EXERCISE REQUIREMENTS: Aside from the pictures, copy the listing exactly.
*** DATA SUPPLIED ***
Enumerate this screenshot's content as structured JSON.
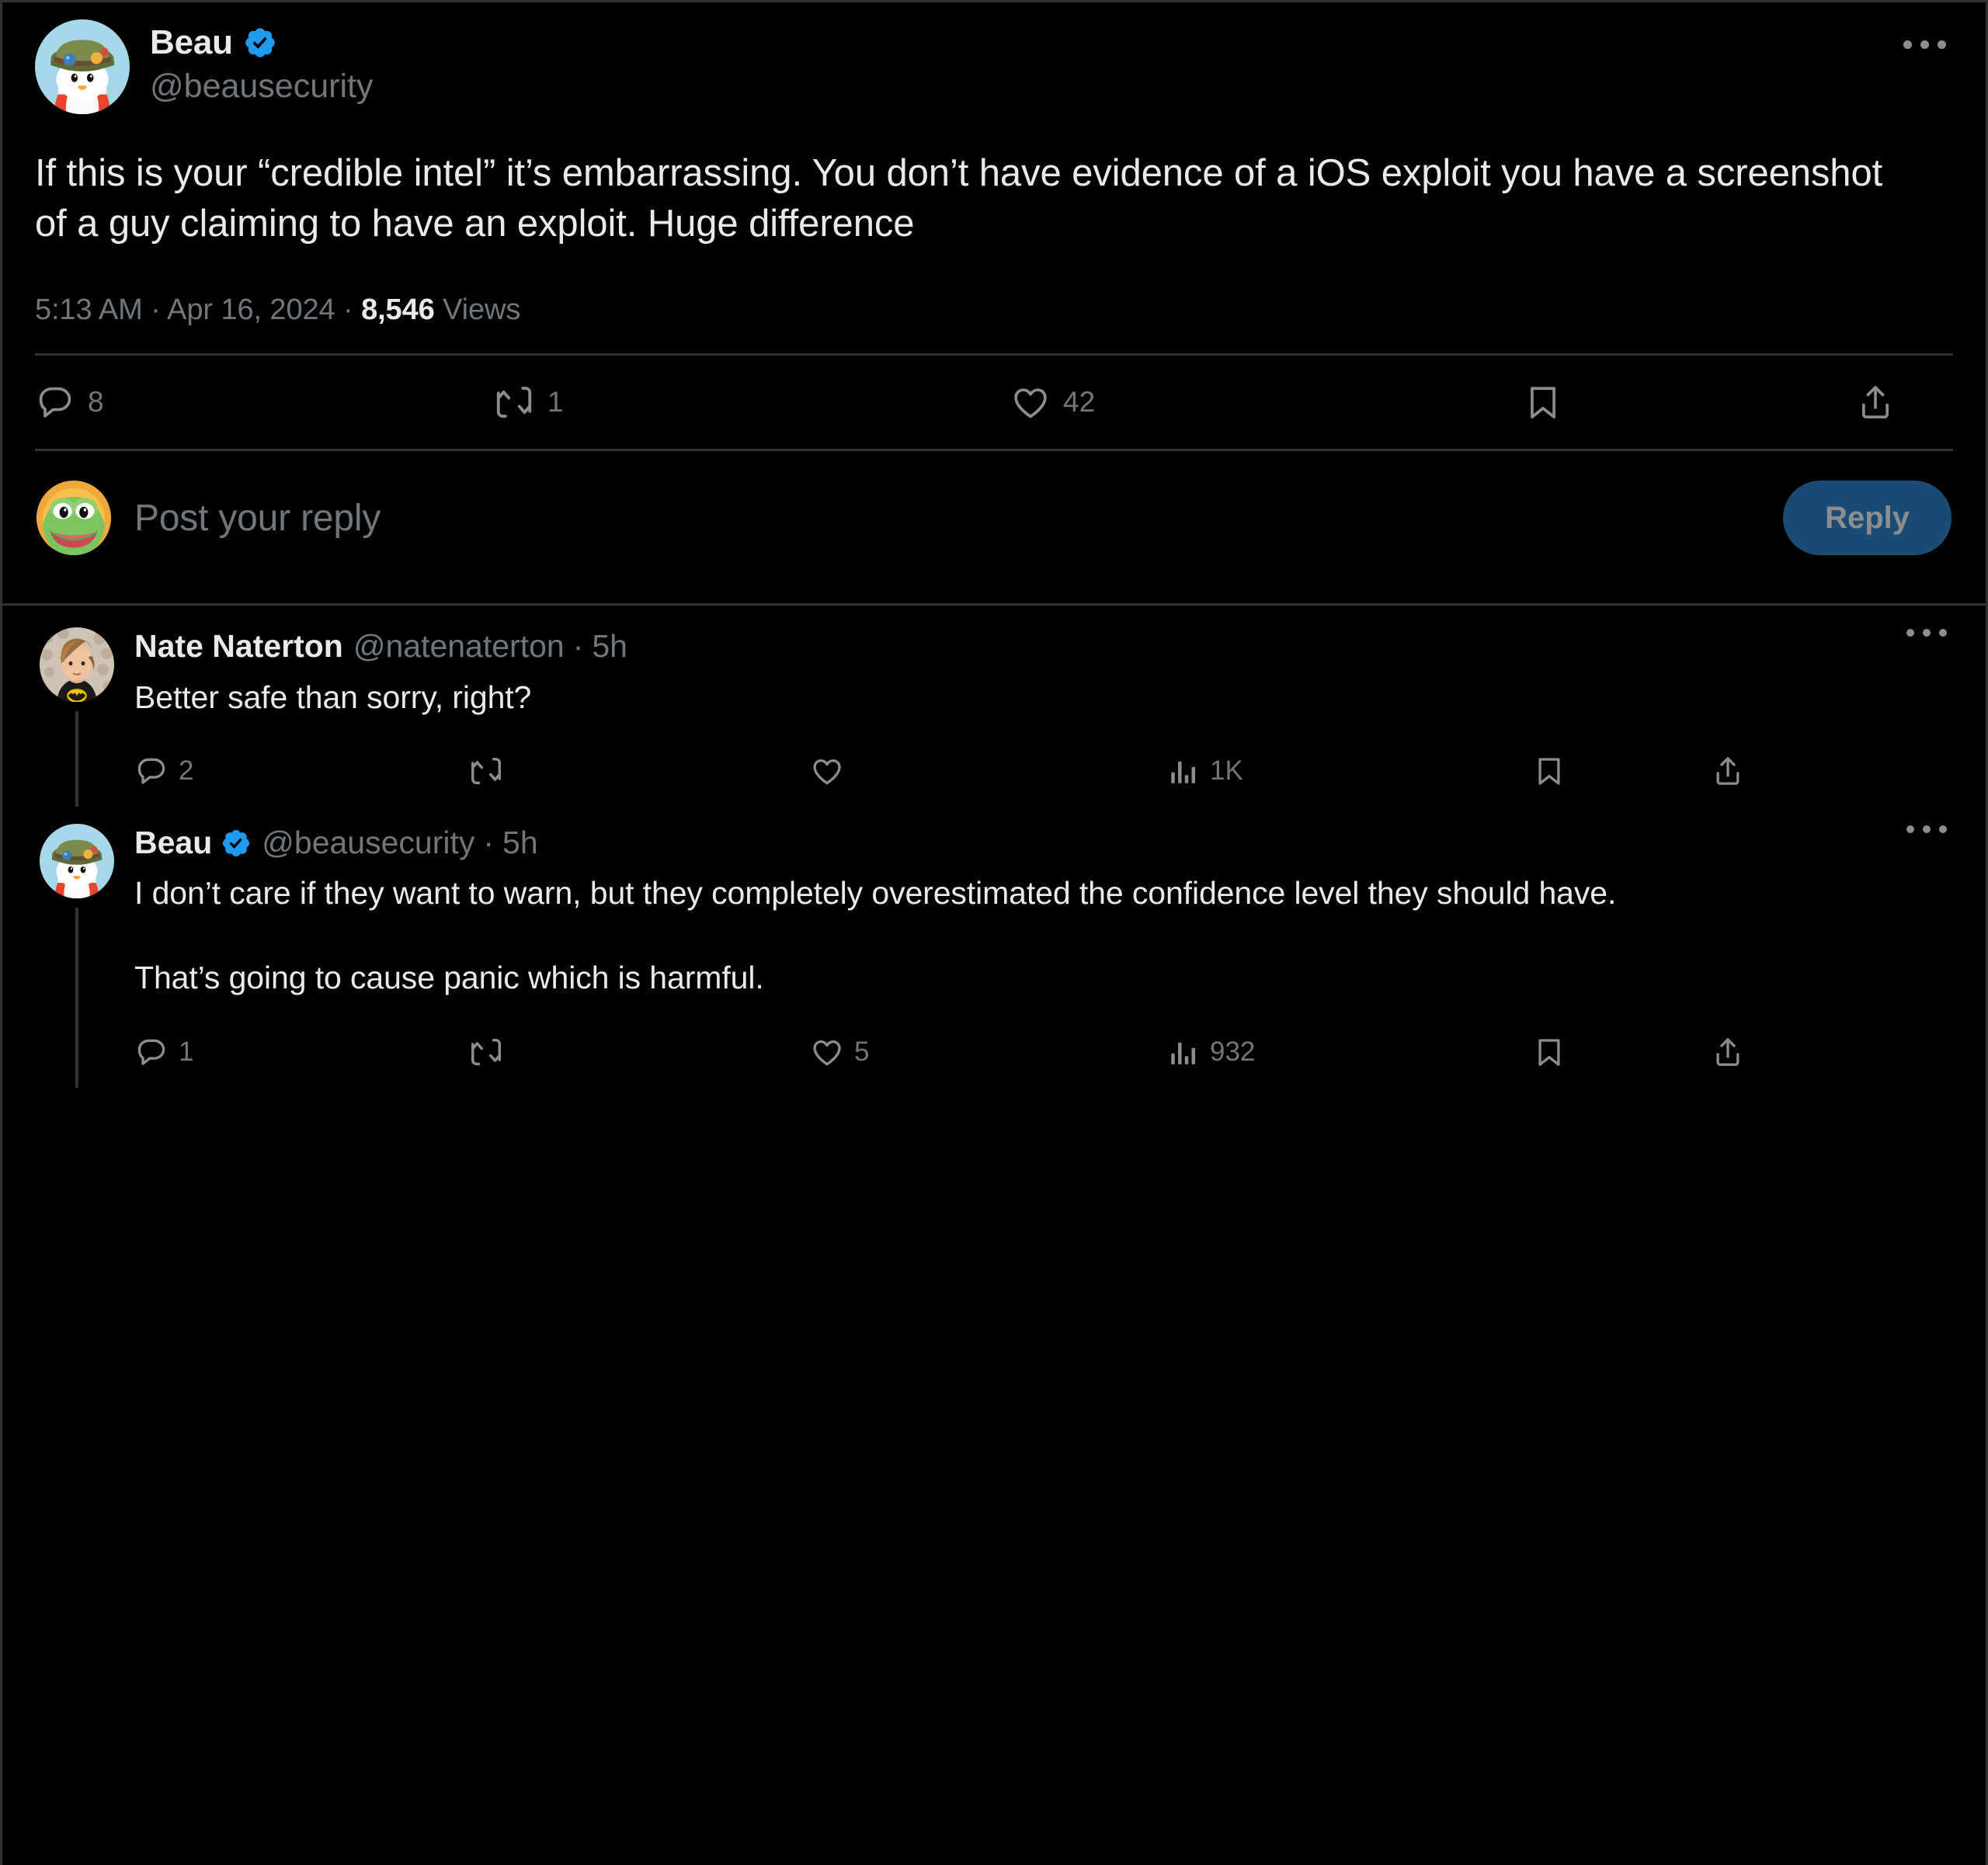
{
  "main_tweet": {
    "author": {
      "display_name": "Beau",
      "handle": "@beausecurity",
      "verified": true,
      "avatar_alt": "penguin-with-green-bucket-hat"
    },
    "text": "If this is your “credible intel” it’s embarrassing. You don’t have evidence of a iOS exploit you have a screenshot of a guy claiming to have an exploit. Huge difference",
    "timestamp": "5:13 AM",
    "separator": "·",
    "date": "Apr 16, 2024",
    "views_count": "8,546",
    "views_label": "Views",
    "actions": {
      "reply_count": "8",
      "retweet_count": "1",
      "like_count": "42",
      "bookmark_count": "",
      "share_count": ""
    }
  },
  "composer": {
    "avatar_alt": "green-frog-on-orange-background",
    "placeholder": "Post your reply",
    "reply_button_label": "Reply"
  },
  "replies": [
    {
      "display_name": "Nate Naterton",
      "handle": "@natenaterton",
      "verified": false,
      "separator": "·",
      "time": "5h",
      "avatar_alt": "person-in-batman-shirt",
      "text": "Better safe than sorry, right?",
      "actions": {
        "reply_count": "2",
        "retweet_count": "",
        "like_count": "",
        "views_count": "1K"
      }
    },
    {
      "display_name": "Beau",
      "handle": "@beausecurity",
      "verified": true,
      "separator": "·",
      "time": "5h",
      "avatar_alt": "penguin-with-green-bucket-hat",
      "text": "I don’t care if they want to warn, but they completely overestimated the confidence level they should have.\n\nThat’s going to cause panic which is harmful.",
      "actions": {
        "reply_count": "1",
        "retweet_count": "",
        "like_count": "5",
        "views_count": "932"
      }
    }
  ],
  "colors": {
    "background": "#000000",
    "text_primary": "#e7e9ea",
    "text_secondary": "#71767b",
    "border": "#2f3336",
    "verified_blue": "#1d9bf0",
    "reply_button_bg": "#1a4b74",
    "reply_button_text": "#8b8d8f"
  },
  "icons": {
    "more": "more-horizontal-icon",
    "reply": "reply-icon",
    "retweet": "retweet-icon",
    "like": "heart-icon",
    "bookmark": "bookmark-icon",
    "share": "share-icon",
    "views": "analytics-bar-icon",
    "verified": "verified-badge-icon"
  }
}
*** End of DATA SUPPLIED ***
ANSWER FOR THIS EXERCISE:
Enumerate this screenshot's content as structured JSON.
{
  "main_tweet": {
    "author": {
      "display_name": "Beau",
      "handle": "@beausecurity",
      "verified": true,
      "avatar_alt": "penguin-with-green-bucket-hat"
    },
    "text": "If this is your “credible intel” it’s embarrassing. You don’t have evidence of a iOS exploit you have a screenshot of a guy claiming to have an exploit. Huge difference",
    "timestamp": "5:13 AM",
    "separator": "·",
    "date": "Apr 16, 2024",
    "views_count": "8,546",
    "views_label": "Views",
    "actions": {
      "reply_count": "8",
      "retweet_count": "1",
      "like_count": "42",
      "bookmark_count": "",
      "share_count": ""
    }
  },
  "composer": {
    "avatar_alt": "green-frog-on-orange-background",
    "placeholder": "Post your reply",
    "reply_button_label": "Reply"
  },
  "replies": [
    {
      "display_name": "Nate Naterton",
      "handle": "@natenaterton",
      "verified": false,
      "separator": "·",
      "time": "5h",
      "avatar_alt": "person-in-batman-shirt",
      "text": "Better safe than sorry, right?",
      "actions": {
        "reply_count": "2",
        "retweet_count": "",
        "like_count": "",
        "views_count": "1K"
      }
    },
    {
      "display_name": "Beau",
      "handle": "@beausecurity",
      "verified": true,
      "separator": "·",
      "time": "5h",
      "avatar_alt": "penguin-with-green-bucket-hat",
      "text": "I don’t care if they want to warn, but they completely overestimated the confidence level they should have.\n\nThat’s going to cause panic which is harmful.",
      "actions": {
        "reply_count": "1",
        "retweet_count": "",
        "like_count": "5",
        "views_count": "932"
      }
    }
  ],
  "colors": {
    "background": "#000000",
    "text_primary": "#e7e9ea",
    "text_secondary": "#71767b",
    "border": "#2f3336",
    "verified_blue": "#1d9bf0",
    "reply_button_bg": "#1a4b74",
    "reply_button_text": "#8b8d8f"
  },
  "icons": {
    "more": "more-horizontal-icon",
    "reply": "reply-icon",
    "retweet": "retweet-icon",
    "like": "heart-icon",
    "bookmark": "bookmark-icon",
    "share": "share-icon",
    "views": "analytics-bar-icon",
    "verified": "verified-badge-icon"
  }
}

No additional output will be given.